In this problem, we have to resize a BMP file by a given factor, n. where n is a whole positive integer number. We first have to update the BITMAPFILEHEADER and BITMAPINFOHEADER, specifically the bfSize, biHeight, biSizeImage, and biWidth inside the structures. Then we read each row pixel by pixel, resize horizontally, add padding if necessary. Then resize vertically. To resize horizontally, lets say n = 2, we just have to double each pixel horizontally. To resize vertically, we have to double the row. This can be done by going back to the original row of the input file, and repeat the horizontal resizing.

Hacker version of resize requires us to write code that accepts a floating point number as factor, so n can be a floating point value from 0.00 to 100.0. A concept called bilinear interpolation will be used.

## CSI (Computer Science Investigation)

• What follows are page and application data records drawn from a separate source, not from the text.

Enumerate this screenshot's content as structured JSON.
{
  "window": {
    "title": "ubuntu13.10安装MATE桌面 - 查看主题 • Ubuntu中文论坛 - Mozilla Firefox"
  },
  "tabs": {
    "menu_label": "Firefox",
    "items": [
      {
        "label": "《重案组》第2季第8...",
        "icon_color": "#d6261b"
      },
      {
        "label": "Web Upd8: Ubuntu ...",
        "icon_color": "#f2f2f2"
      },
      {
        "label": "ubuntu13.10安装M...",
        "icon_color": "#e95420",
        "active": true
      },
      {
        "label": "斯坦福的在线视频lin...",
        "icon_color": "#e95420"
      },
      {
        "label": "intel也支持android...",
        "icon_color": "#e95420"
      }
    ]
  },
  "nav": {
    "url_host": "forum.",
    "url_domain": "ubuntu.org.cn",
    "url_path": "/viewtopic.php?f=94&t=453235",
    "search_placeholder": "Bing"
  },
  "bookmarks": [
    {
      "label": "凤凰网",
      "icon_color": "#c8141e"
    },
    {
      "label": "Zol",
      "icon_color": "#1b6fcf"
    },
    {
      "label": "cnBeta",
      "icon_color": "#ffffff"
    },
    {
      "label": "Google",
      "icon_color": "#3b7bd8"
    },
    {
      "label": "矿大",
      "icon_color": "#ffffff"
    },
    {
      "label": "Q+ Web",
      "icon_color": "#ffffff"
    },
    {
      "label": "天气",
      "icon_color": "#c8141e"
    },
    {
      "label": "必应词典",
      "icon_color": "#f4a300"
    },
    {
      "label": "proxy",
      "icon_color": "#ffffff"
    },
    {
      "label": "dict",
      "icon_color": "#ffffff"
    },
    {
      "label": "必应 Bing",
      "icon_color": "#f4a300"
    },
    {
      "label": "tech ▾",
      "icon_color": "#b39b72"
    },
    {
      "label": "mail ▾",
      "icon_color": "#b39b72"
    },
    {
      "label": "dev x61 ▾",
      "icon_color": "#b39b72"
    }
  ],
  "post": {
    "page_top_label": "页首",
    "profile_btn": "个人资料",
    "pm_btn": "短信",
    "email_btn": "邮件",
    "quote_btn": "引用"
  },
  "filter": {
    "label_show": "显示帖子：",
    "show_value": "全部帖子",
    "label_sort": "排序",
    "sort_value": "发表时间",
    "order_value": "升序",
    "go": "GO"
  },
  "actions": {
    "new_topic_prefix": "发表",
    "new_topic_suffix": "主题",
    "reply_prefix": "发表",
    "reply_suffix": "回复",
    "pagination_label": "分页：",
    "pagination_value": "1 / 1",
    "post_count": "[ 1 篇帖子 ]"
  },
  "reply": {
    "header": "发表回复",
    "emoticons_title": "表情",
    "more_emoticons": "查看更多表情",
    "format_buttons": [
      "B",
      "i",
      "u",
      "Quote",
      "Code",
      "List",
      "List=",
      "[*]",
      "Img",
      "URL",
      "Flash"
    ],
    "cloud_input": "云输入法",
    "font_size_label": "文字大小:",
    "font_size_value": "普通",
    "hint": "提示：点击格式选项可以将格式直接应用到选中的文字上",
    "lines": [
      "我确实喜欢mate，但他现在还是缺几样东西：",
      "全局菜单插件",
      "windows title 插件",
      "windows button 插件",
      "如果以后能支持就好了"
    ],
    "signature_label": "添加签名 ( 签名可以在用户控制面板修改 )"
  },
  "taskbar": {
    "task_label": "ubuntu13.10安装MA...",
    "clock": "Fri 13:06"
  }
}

In this problem set, we are given a raw file (“forensic image” of a CompactFlash(CF) card) containing 50 jpg files. Our goal is to extract these jpg files.  CF cards with a FAT file system has a block size of 512 bytes, meaning the data in CF card is stored in blocks of 512 bytes. We just have to read in one block at a time to determine what to do with it.

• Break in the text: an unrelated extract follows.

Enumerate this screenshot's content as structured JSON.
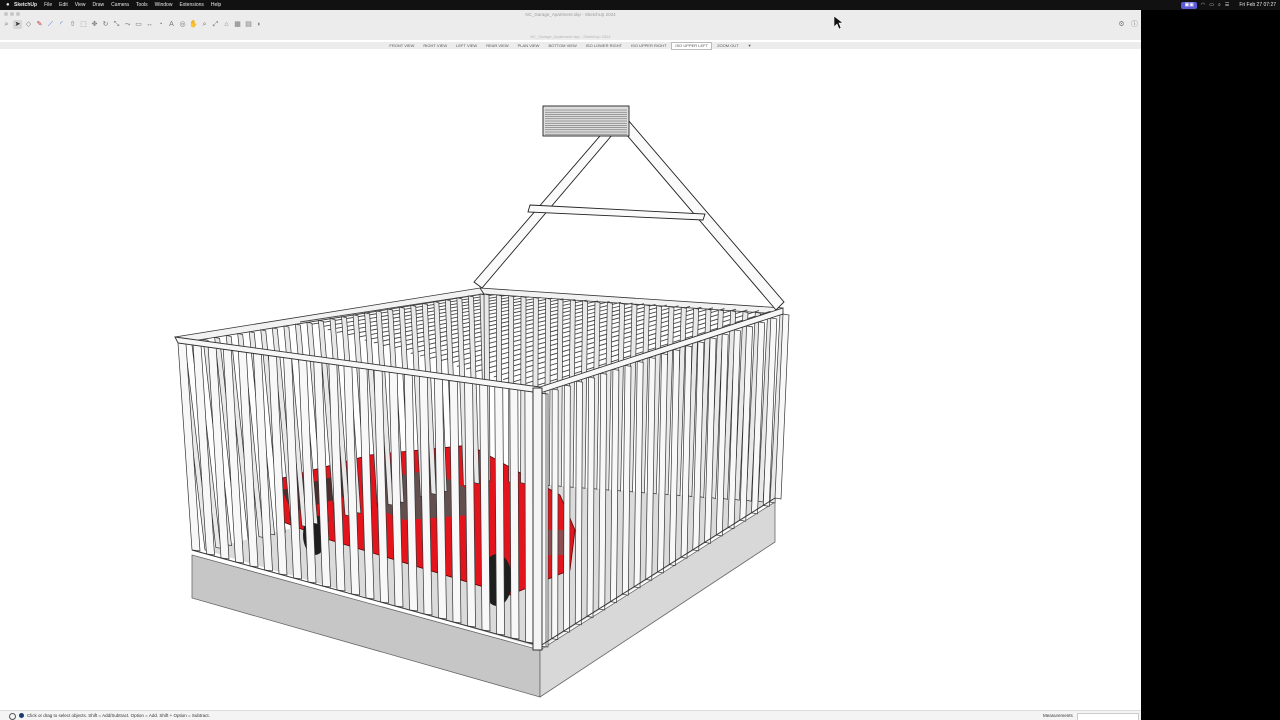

The first four bytes of JPG file can be either 0xff 0xd8 0xff 0xe0 or 0xff 0xd8 0xff 0xe1. So blocks starting with these bytes will signal us the start of a new JPG. When we detect the start of a JPG, we open a new file, and continue to append next blocks to the file. When another JPG signal is detected, signalling a new file, then close the current file and open another file, and append the next blocks to it.

We need a way to know when we have reached the end of the CF card, this can be done by sscanf(buffer, sizeof(BYTE), 512, inputFile) statement, the statement scan the inputFile (in this case CF card) and stored 512 data of Bytes into buffer, it returns the number of elements successfully read. If the end of card is reached, the number will be less than 512, because not all data are read, since the end of file contains slack space with 0s. So, we can have statement like while (sscanf(buffer, sizeof(BYTE), 512, inputFile) == 512), this will make our program continue reading, until the end of card is reach, the while statement is false, the loop is terminated.

My codes: https://github.com/shaunlgs/CS50x
Other posts in the series: Harvard CS50x 2014